The fly imitates a stunned baitfish that has been washed through the dam or over the falls, and big trout often line up in the heavy current to snap up the incapacitated morsels. The strikes are usually so vicious that the fish will hook itself, but to be sure, try to keep as little slack between you and the fly as possible.
One of the biggest mistakes that beginning anglers make is that they slosh right into a river without casting to the water along the bank. If you’re fishing a river with brushy banks that go right up to the water’s edge, one of the easiest ways to catch trout is to “dap”—that is, to stand on the bank and hold your rod over the water, with just enough line out that only your fly and a few inches of tippet touch the water. Dapping is ridiculously simple because you don’t have to cast at all.
Make a stealthy approach, being careful to step carefully; the ground transmits vibrations that spook fish. When you get half a rod’s length from the edge, kneel down and flip your fly onto the water. Use the length of your rod to reach over the streamside vegetation, and follow the fly’s drift with your rod tip. This technique works especially well where there is an undercut bank or overhanging bushes and grass.

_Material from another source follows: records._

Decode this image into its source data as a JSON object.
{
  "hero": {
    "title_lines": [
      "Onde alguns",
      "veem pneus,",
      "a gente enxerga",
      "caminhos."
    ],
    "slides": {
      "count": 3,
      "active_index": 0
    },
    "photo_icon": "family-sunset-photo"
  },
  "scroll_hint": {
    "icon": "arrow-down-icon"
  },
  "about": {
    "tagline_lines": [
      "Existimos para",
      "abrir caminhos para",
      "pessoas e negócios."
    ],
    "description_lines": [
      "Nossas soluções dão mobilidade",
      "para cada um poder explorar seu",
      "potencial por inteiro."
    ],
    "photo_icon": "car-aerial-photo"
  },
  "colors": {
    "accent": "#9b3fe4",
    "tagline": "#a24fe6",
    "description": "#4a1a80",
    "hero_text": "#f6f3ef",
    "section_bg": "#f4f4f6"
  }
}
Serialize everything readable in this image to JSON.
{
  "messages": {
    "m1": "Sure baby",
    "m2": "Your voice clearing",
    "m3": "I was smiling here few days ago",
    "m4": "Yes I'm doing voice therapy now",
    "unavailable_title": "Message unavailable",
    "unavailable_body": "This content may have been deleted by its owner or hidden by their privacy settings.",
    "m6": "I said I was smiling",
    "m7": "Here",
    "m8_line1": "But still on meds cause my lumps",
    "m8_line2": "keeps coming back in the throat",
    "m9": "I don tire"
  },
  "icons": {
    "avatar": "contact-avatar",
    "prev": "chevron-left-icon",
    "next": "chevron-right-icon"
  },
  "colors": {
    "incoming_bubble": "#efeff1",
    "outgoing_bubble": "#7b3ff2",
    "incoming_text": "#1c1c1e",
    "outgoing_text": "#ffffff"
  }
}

All of these tips will help a novice angler get into some fish, but guess what? Expert anglers also know that these techniques work and will employ them whenever necessary.